What needs to be done:
Each line below should be written out again exactly.

Task inputs:

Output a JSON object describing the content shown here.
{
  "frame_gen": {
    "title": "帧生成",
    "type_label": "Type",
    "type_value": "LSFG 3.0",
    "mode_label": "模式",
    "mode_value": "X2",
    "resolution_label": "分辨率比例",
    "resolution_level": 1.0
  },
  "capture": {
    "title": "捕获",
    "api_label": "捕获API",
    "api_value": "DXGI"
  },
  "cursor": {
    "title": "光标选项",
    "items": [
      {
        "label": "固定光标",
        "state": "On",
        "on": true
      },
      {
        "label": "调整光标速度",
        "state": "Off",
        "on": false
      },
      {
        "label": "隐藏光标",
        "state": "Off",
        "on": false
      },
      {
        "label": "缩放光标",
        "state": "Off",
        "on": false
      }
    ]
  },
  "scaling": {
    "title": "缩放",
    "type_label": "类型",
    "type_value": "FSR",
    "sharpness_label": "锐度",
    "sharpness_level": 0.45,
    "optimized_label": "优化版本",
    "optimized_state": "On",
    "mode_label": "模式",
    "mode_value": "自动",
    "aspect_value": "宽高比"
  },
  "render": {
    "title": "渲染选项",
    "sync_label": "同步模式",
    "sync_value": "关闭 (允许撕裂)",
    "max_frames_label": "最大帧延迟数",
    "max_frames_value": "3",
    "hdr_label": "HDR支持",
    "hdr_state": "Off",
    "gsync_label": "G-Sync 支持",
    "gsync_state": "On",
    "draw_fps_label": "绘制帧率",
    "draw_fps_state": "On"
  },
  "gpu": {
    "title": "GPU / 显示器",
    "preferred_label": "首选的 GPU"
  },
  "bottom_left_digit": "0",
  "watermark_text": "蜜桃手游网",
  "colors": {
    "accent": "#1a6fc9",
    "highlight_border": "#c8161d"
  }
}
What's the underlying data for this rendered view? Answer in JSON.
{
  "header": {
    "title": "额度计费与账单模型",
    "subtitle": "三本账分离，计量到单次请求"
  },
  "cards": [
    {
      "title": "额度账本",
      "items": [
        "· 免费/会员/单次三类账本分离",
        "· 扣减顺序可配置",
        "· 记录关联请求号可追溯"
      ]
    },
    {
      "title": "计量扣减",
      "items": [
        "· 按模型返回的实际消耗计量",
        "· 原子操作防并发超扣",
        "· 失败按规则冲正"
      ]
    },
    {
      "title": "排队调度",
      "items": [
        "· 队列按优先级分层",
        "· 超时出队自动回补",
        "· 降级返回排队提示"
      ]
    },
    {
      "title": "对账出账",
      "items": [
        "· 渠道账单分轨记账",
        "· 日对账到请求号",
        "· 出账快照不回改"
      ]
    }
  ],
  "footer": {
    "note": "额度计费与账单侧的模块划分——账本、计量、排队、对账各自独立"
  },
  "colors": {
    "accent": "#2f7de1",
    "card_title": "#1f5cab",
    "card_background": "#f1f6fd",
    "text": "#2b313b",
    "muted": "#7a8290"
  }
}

The answer:
Output a JSON object describing the content shown here.
{
  "frame_gen": {
    "title": "帧生成",
    "type_label": "Type",
    "type_value": "LSFG 3.0",
    "mode_label": "模式",
    "mode_value": "X2",
    "resolution_label": "分辨率比例",
    "resolution_level": 1.0
  },
  "capture": {
    "title": "捕获",
    "api_label": "捕获API",
    "api_value": "DXGI"
  },
  "cursor": {
    "title": "光标选项",
    "items": [
      {
        "label": "固定光标",
        "state": "On",
        "on": true
      },
      {
        "label": "调整光标速度",
        "state": "Off",
        "on": false
      },
      {
        "label": "隐藏光标",
        "state": "Off",
        "on": false
      },
      {
        "label": "缩放光标",
        "state": "Off",
        "on": false
      }
    ]
  },
  "scaling": {
    "title": "缩放",
    "type_label": "类型",
    "type_value": "FSR",
    "sharpness_label": "锐度",
    "sharpness_level": 0.45,
    "optimized_label": "优化版本",
    "optimized_state": "On",
    "mode_label": "模式",
    "mode_value": "自动",
    "aspect_value": "宽高比"
  },
  "render": {
    "title": "渲染选项",
    "sync_label": "同步模式",
    "sync_value": "关闭 (允许撕裂)",
    "max_frames_label": "最大帧延迟数",
    "max_frames_value": "3",
    "hdr_label": "HDR支持",
    "hdr_state": "Off",
    "gsync_label": "G-Sync 支持",
    "gsync_state": "On",
    "draw_fps_label": "绘制帧率",
    "draw_fps_state": "On"
  },
  "gpu": {
    "title": "GPU / 显示器",
    "preferred_label": "首选的 GPU"
  },
  "bottom_left_digit": "0",
  "watermark_text": "蜜桃手游网",
  "colors": {
    "accent": "#1a6fc9",
    "highlight_border": "#c8161d"
  }
}
What's the underlying data for this rendered view? Answer in JSON.
{
  "header": {
    "title": "额度计费与账单模型",
    "subtitle": "三本账分离，计量到单次请求"
  },
  "cards": [
    {
      "title": "额度账本",
      "items": [
        "· 免费/会员/单次三类账本分离",
        "· 扣减顺序可配置",
        "· 记录关联请求号可追溯"
      ]
    },
    {
      "title": "计量扣减",
      "items": [
        "· 按模型返回的实际消耗计量",
        "· 原子操作防并发超扣",
        "· 失败按规则冲正"
      ]
    },
    {
      "title": "排队调度",
      "items": [
        "· 队列按优先级分层",
        "· 超时出队自动回补",
        "· 降级返回排队提示"
      ]
    },
    {
      "title": "对账出账",
      "items": [
        "· 渠道账单分轨记账",
        "· 日对账到请求号",
        "· 出账快照不回改"
      ]
    }
  ],
  "footer": {
    "note": "额度计费与账单侧的模块划分——账本、计量、排队、对账各自独立"
  },
  "colors": {
    "accent": "#2f7de1",
    "card_title": "#1f5cab",
    "card_background": "#f1f6fd",
    "text": "#2b313b",
    "muted": "#7a8290"
  }
}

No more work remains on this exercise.